Tuesday, August 23, 2016 From rOpenSci (https://ropensci.org/blog/2016/08/23/z-magick-release/). Except where otherwise noted, content on this site is licensed under the CC-BY license.
The new magick package is an ambitious effort to modernize and simplify high-quality image processing in R. It wraps the ImageMagick STL which is perhaps the most comprehensive open-source image processing library available today.
The ImageMagick library has an overwhelming amount of functionality. The current version of Magick exposes a decent chunk of it, but being a first release, documentation is still sparse. This post briefly introduces the most important concepts to get started. There will also be an rOpenSci community call on Wednesday in which we demonstrate basic functionality.
On Windows or OS-X the package is most easily installed via CRAN.
On Linux you need to install the ImageMagick++ library: on Debian/Ubuntu this is called libmagick++-dev:
sudo apt-get install libmagick++-dev
On Fedora or CentOS/RHEL we need ImageMagick-c++-devel:
sudo yum install ImageMagick-c++-devel
To install from source on OS-X you need
imagemagick from homebrew.
brew install imagemagick --with-fontconfig --with-librsvg --with-fftw
The default imagemagick configuration on homebrew disables a bunch of features. I recommend you install
--with-librsvg to get high quality font / svg rendering (the CRAN OSX binary package enables these as well).
magick_config to see which features and formats are supported by your version of ImageMagick.
Images can be read directly from a file path, URL, or raw vector with image data. Similarly we can write images back to disk, or in memory by setting
# Render svg to png tiger <- image_read('https://upload.wikimedia.org/wikipedia/commons/f/fd/Ghostscript_Tiger.svg') image_write(tiger, path = "tiger.png", format = "png")
IDE’s with a built-in web browser (such as RStudio) automatically display magick images in the viewer. This results in a neat interactive image editing environment.
Alternatively, on Linux you can use
image_display to preview the image in an X11 window. Finally
image_browse opens the image in your system’s default application for a given type.
# X11 only image_display(tiger) # System dependent image_browse(tiger)
There is some functionality to convert images to R raster graphics and plot it on R’s graphics display, but this doesn’t always work too well yet.
frink <- image_read("https://jeroen.github.io/images/frink.png") raster <- as.raster(frink) plot(raster)
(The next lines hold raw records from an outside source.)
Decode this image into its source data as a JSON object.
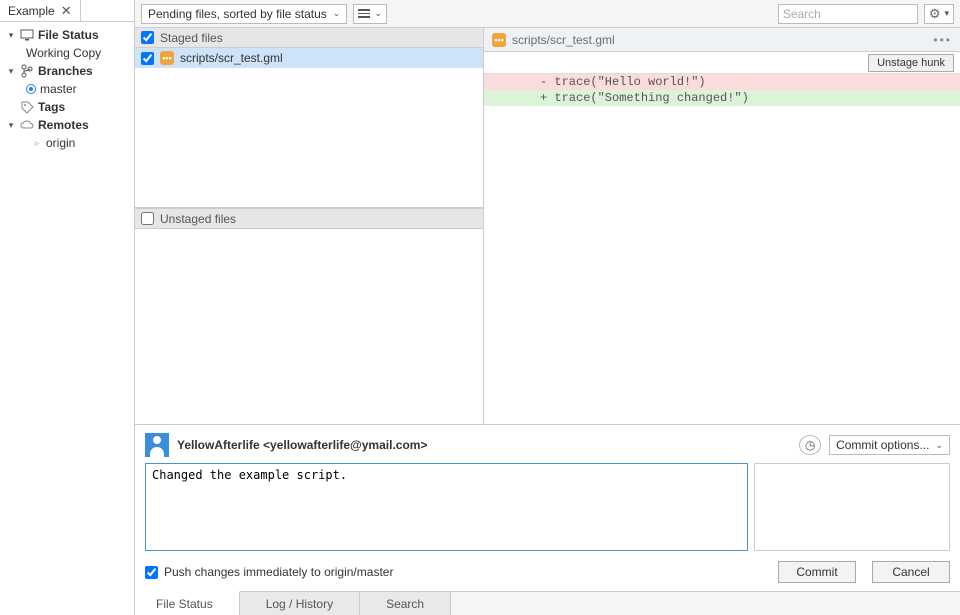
{
  "tab": {
    "title": "Example"
  },
  "sidebar": {
    "file_status": "File Status",
    "working_copy": "Working Copy",
    "branches": "Branches",
    "master": "master",
    "tags": "Tags",
    "remotes": "Remotes",
    "origin": "origin"
  },
  "toolbar": {
    "sort_label": "Pending files, sorted by file status",
    "search_placeholder": "Search"
  },
  "staging": {
    "staged_header": "Staged files",
    "unstaged_header": "Unstaged files",
    "staged_files": [
      {
        "path": "scripts/scr_test.gml"
      }
    ]
  },
  "diff": {
    "file_path": "scripts/scr_test.gml",
    "unstage_hunk": "Unstage hunk",
    "lines": [
      {
        "type": "del",
        "text": "- trace(\"Hello world!\")"
      },
      {
        "type": "add",
        "text": "+ trace(\"Something changed!\")"
      }
    ]
  },
  "commit": {
    "author": "YellowAfterlife <yellowafterlife@ymail.com>",
    "options_label": "Commit options...",
    "message": "Changed the example script.",
    "push_label": "Push changes immediately to origin/master",
    "commit_btn": "Commit",
    "cancel_btn": "Cancel"
  },
  "bottom_tabs": {
    "file_status": "File Status",
    "log_history": "Log / History",
    "search": "Search"
  }
}
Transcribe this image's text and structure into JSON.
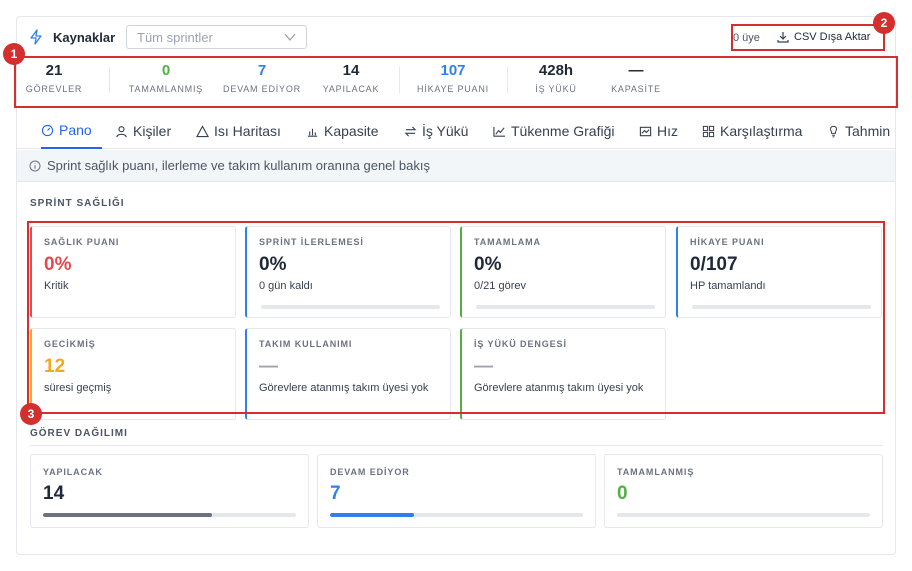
{
  "header": {
    "title": "Kaynaklar",
    "sprint_placeholder": "Tüm sprintler",
    "member_count": "0 üye",
    "csv_label": "CSV Dışa Aktar"
  },
  "stats": [
    {
      "value": "21",
      "label": "GÖREVLER",
      "color": "#1f2937"
    },
    {
      "value": "0",
      "label": "TAMAMLANMIŞ",
      "color": "#52b043"
    },
    {
      "value": "7",
      "label": "DEVAM EDİYOR",
      "color": "#2f80ed"
    },
    {
      "value": "14",
      "label": "YAPILACAK",
      "color": "#1f2937"
    },
    {
      "value": "107",
      "label": "HİKAYE PUANI",
      "color": "#2f80ed"
    },
    {
      "value": "428h",
      "label": "İŞ YÜKÜ",
      "color": "#1f2937"
    },
    {
      "value": "—",
      "label": "KAPASİTE",
      "color": "#1f2937"
    }
  ],
  "tabs": [
    {
      "label": "Pano",
      "icon": "gauge-icon",
      "active": true
    },
    {
      "label": "Kişiler",
      "icon": "user-icon"
    },
    {
      "label": "Isı Haritası",
      "icon": "warning-icon"
    },
    {
      "label": "Kapasite",
      "icon": "bar-chart-icon"
    },
    {
      "label": "İş Yükü",
      "icon": "arrows-icon"
    },
    {
      "label": "Tükenme Grafiği",
      "icon": "line-chart-icon"
    },
    {
      "label": "Hız",
      "icon": "area-chart-icon"
    },
    {
      "label": "Karşılaştırma",
      "icon": "grid-icon"
    },
    {
      "label": "Tahmin",
      "icon": "bulb-icon"
    }
  ],
  "info_text": "Sprint sağlık puanı, ilerleme ve takım kullanım oranına genel bakış",
  "health": {
    "section_title": "SPRİNT SAĞLIĞI",
    "cards": [
      {
        "label": "SAĞLIK PUANI",
        "value": "0%",
        "sub": "Kritik",
        "accent": "#e5484d",
        "value_color": "#e5484d",
        "bar": false
      },
      {
        "label": "SPRİNT İLERLEMESİ",
        "value": "0%",
        "sub": "0 gün kaldı",
        "accent": "#2f80ed",
        "value_color": "#1f2937",
        "bar": true
      },
      {
        "label": "TAMAMLAMA",
        "value": "0%",
        "sub": "0/21 görev",
        "accent": "#52b043",
        "value_color": "#1f2937",
        "bar": true
      },
      {
        "label": "HİKAYE PUANI",
        "value": "0/107",
        "sub": "HP tamamlandı",
        "accent": "#2f80ed",
        "value_color": "#1f2937",
        "bar": true
      },
      {
        "label": "GECİKMİŞ",
        "value": "12",
        "sub": "süresi geçmiş",
        "accent": "#f5a623",
        "value_color": "#f5a623",
        "bar": false
      },
      {
        "label": "TAKIM KULLANIMI",
        "value": "—",
        "sub": "Görevlere atanmış takım üyesi yok",
        "accent": "#2f80ed",
        "value_color": "#9ca3af",
        "bar": false
      },
      {
        "label": "İŞ YÜKÜ DENGESİ",
        "value": "—",
        "sub": "Görevlere atanmış takım üyesi yok",
        "accent": "#52b043",
        "value_color": "#9ca3af",
        "bar": false
      }
    ]
  },
  "distribution": {
    "section_title": "GÖREV DAĞILIMI",
    "cards": [
      {
        "label": "YAPILACAK",
        "value": "14",
        "value_color": "#1f2937",
        "fill": 0.667,
        "fill_color": "#6b7280"
      },
      {
        "label": "DEVAM EDİYOR",
        "value": "7",
        "value_color": "#2f80ed",
        "fill": 0.333,
        "fill_color": "#2f80ed"
      },
      {
        "label": "TAMAMLANMIŞ",
        "value": "0",
        "value_color": "#52b043",
        "fill": 0,
        "fill_color": "#52b043"
      }
    ]
  },
  "annotations": [
    "1",
    "2",
    "3"
  ]
}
Also the R graphics device is relatively slow for displaying bitmap images.
The best way to get a sense of available transformations is walk through the examples in the
?transformations help page in RStudio. Below a few examples to get a sense of what is possible.
# Example image frink <- image_read("https://jeroen.github.io/images/frink.png") # Trim margins image_trim(frink) # Passport pica image_crop(frink, "100x150+50") # Resize image_scale(frink, "200x") # width: 200px image_scale(frink, "x200") # height: 200px # Rotate or mirror image_rotate(frink, 45) image_flip(frink) image_flop(frink) # Set a background color image_background(frink, "pink", flatten = TRUE) # World-cup outfit (Flood fill) image_fill(frink, "orange", "+100+200", 30000)
ImageMagick also has a bunch of standard effects that are worth checking out.
# Add randomness image_blur(frink, 10, 5) image_noise(frink) # Silly filters image_charcoal(frink) image_oilpaint(frink) image_emboss(frink) image_edge(frink) image_negate(frink)
Finally it can be useful to print some text on top of images:
# Add some text image_annotate(frink, "I like R!", size = 50) # Customize text image_annotate(frink, "CONFIDENTIAL", size = 30, color = "red", boxcolor = "pink", degrees = 60, location = "+50+100") # Only works if ImageMagick has fontconfig image_annotate(frink, "The quick brown fox", font = 'times-new-roman', size = 30)
Maybe this is enough to get started.
The examples above concern single images. However all functions in magick have been vectorized to support working with layers, compositions or animation.
The standard base vector methods
length() are used to manipulate sets of images which can then be treated as layers or frames. This system is actually so extensive that we will do a separate blog post about it later.
For now here is an example on how to generate the instant classic dancing banana on R logo (which is probably why you are here):
# Background image logo <- image_read("https://www.r-project.org/logo/Rlogo.png") background <- image_scale(logo, "400") # Foreground image banana <- image_read(system.file("banana.gif", package = "magick")) front <- image_scale(banana, "300") # Combine and flatten frames frames <- lapply(as.list(front), function(x) image_flatten(c(background, x))) # Turn frames into animation animation <- image_animate(image_join(frames)) print(animation) # Save as GIF image_write(animation, "Rlogo-banana.gif")
If time permits we will demonstrate more examples during our community call on Wednesday!